- [WORK ORDER]: Scan the data beneath this task and copy each line that includes "JSON".

- [Excerpts from an interface dataset]:

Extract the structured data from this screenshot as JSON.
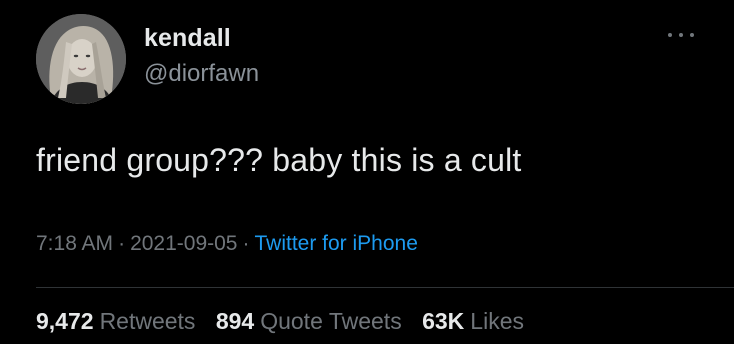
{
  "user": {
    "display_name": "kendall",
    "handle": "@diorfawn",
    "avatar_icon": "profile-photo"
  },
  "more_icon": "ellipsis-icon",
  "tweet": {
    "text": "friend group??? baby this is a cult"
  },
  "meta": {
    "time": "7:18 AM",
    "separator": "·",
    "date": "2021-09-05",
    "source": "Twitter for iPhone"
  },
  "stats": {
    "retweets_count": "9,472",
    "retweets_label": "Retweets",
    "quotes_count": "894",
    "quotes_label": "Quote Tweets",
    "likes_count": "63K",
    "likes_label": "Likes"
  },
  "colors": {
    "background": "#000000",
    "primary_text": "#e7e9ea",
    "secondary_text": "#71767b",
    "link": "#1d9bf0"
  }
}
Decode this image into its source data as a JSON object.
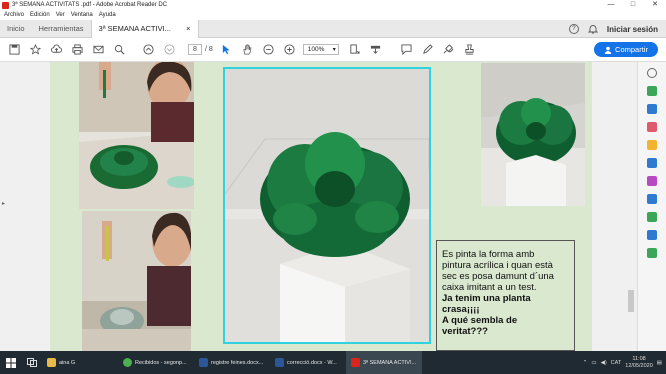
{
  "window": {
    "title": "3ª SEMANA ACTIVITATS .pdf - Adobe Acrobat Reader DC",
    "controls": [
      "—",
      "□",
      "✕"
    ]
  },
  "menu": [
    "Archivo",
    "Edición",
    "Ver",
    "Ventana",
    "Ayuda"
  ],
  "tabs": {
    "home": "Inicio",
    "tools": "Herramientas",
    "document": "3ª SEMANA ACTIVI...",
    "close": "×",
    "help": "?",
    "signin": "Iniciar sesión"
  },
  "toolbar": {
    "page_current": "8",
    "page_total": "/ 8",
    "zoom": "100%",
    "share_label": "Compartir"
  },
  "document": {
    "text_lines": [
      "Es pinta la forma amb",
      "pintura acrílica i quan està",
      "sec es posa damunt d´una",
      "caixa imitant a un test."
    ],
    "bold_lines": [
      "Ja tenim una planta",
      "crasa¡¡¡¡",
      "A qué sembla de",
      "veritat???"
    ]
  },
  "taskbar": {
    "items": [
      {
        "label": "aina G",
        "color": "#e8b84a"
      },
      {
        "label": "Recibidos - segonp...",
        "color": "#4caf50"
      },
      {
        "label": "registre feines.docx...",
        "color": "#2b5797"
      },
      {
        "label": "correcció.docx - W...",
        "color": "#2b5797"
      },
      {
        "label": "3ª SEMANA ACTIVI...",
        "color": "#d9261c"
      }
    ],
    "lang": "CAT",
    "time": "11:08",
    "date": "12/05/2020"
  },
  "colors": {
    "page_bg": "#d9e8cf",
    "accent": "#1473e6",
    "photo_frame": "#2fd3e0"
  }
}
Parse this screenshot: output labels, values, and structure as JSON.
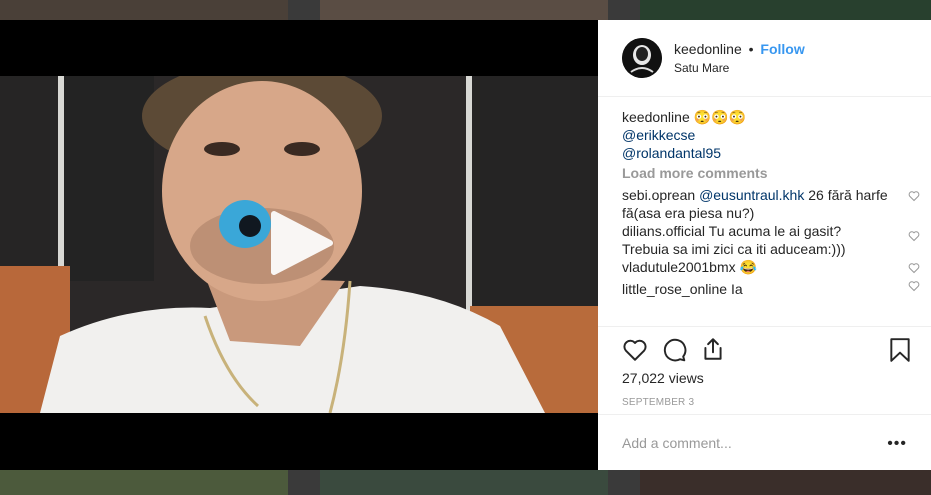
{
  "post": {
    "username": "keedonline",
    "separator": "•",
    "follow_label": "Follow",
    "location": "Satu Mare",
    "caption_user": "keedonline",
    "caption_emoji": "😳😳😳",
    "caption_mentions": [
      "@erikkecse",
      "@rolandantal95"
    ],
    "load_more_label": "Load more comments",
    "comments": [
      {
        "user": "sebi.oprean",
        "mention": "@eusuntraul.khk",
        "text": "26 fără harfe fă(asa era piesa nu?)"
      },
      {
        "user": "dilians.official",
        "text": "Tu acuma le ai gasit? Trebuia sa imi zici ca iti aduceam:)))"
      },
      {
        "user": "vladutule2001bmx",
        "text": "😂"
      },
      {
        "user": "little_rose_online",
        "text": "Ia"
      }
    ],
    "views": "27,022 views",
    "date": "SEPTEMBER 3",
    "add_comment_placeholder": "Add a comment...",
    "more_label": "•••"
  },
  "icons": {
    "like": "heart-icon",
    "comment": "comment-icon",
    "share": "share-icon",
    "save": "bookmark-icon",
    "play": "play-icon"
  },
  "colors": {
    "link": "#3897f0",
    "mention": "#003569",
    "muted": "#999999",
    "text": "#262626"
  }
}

- [RESULT]:
Extract the structured data from this screenshot as JSON.
Decode this image into its source data as a JSON object.
Parse this screenshot: output labels, values, and structure as JSON.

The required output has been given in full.